### [Activity]
An exact copy of every entry is needed, without any of the pictures.

### [Available records]
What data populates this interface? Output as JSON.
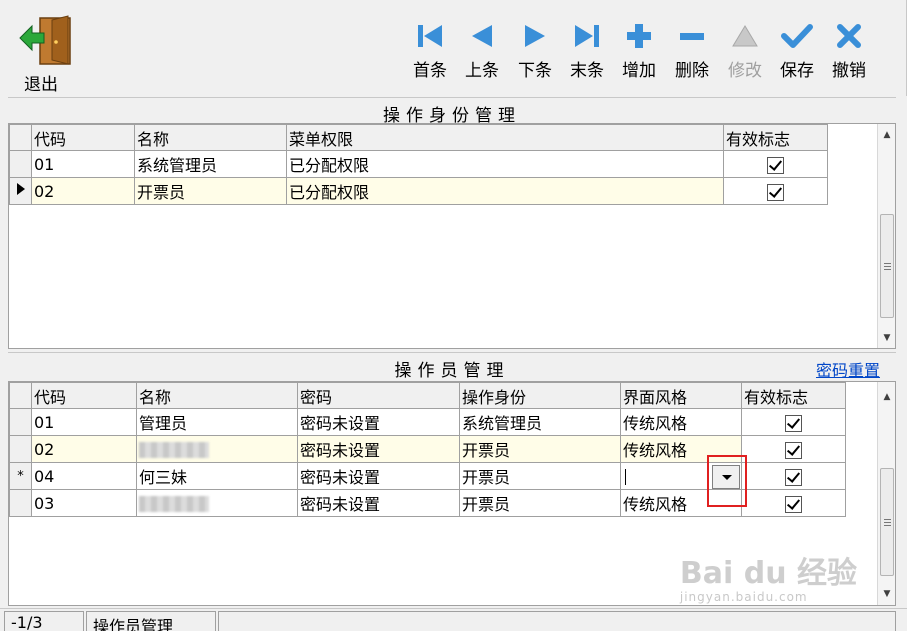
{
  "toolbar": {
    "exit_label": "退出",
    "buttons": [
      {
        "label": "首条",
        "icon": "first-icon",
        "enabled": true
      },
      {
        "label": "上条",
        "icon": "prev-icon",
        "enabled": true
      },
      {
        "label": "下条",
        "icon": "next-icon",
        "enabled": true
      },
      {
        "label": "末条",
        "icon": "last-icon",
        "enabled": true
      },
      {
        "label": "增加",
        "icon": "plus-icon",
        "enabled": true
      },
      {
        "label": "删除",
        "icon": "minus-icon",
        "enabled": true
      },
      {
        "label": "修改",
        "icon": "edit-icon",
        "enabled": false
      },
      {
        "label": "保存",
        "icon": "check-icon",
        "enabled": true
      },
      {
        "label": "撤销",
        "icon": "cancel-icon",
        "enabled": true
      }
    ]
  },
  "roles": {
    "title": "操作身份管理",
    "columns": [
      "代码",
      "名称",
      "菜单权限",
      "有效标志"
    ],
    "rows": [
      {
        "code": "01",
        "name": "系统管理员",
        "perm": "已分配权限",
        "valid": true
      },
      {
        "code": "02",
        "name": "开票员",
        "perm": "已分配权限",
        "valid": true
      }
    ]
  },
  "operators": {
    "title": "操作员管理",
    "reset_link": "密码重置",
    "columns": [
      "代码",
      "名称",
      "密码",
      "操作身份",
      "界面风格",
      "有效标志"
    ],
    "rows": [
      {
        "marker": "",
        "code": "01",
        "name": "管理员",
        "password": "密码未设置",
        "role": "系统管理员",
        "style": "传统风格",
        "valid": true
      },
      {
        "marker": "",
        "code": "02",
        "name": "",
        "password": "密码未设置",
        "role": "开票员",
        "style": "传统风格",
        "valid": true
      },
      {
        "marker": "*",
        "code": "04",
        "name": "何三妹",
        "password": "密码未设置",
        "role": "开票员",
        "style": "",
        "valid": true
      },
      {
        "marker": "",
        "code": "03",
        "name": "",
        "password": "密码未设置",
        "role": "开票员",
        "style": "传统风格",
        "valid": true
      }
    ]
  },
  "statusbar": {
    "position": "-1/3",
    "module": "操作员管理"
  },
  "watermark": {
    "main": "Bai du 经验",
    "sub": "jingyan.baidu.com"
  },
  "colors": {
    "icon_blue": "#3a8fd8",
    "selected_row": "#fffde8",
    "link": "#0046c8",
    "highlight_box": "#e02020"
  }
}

### [Result]
What data populates this interface? Output as JSON.
{
  "toolbar": {
    "exit_label": "退出",
    "buttons": [
      {
        "label": "首条",
        "icon": "first-icon",
        "enabled": true
      },
      {
        "label": "上条",
        "icon": "prev-icon",
        "enabled": true
      },
      {
        "label": "下条",
        "icon": "next-icon",
        "enabled": true
      },
      {
        "label": "末条",
        "icon": "last-icon",
        "enabled": true
      },
      {
        "label": "增加",
        "icon": "plus-icon",
        "enabled": true
      },
      {
        "label": "删除",
        "icon": "minus-icon",
        "enabled": true
      },
      {
        "label": "修改",
        "icon": "edit-icon",
        "enabled": false
      },
      {
        "label": "保存",
        "icon": "check-icon",
        "enabled": true
      },
      {
        "label": "撤销",
        "icon": "cancel-icon",
        "enabled": true
      }
    ]
  },
  "roles": {
    "title": "操作身份管理",
    "columns": [
      "代码",
      "名称",
      "菜单权限",
      "有效标志"
    ],
    "rows": [
      {
        "code": "01",
        "name": "系统管理员",
        "perm": "已分配权限",
        "valid": true
      },
      {
        "code": "02",
        "name": "开票员",
        "perm": "已分配权限",
        "valid": true
      }
    ]
  },
  "operators": {
    "title": "操作员管理",
    "reset_link": "密码重置",
    "columns": [
      "代码",
      "名称",
      "密码",
      "操作身份",
      "界面风格",
      "有效标志"
    ],
    "rows": [
      {
        "marker": "",
        "code": "01",
        "name": "管理员",
        "password": "密码未设置",
        "role": "系统管理员",
        "style": "传统风格",
        "valid": true
      },
      {
        "marker": "",
        "code": "02",
        "name": "",
        "password": "密码未设置",
        "role": "开票员",
        "style": "传统风格",
        "valid": true
      },
      {
        "marker": "*",
        "code": "04",
        "name": "何三妹",
        "password": "密码未设置",
        "role": "开票员",
        "style": "",
        "valid": true
      },
      {
        "marker": "",
        "code": "03",
        "name": "",
        "password": "密码未设置",
        "role": "开票员",
        "style": "传统风格",
        "valid": true
      }
    ]
  },
  "statusbar": {
    "position": "-1/3",
    "module": "操作员管理"
  },
  "watermark": {
    "main": "Bai du 经验",
    "sub": "jingyan.baidu.com"
  },
  "colors": {
    "icon_blue": "#3a8fd8",
    "selected_row": "#fffde8",
    "link": "#0046c8",
    "highlight_box": "#e02020"
  }
}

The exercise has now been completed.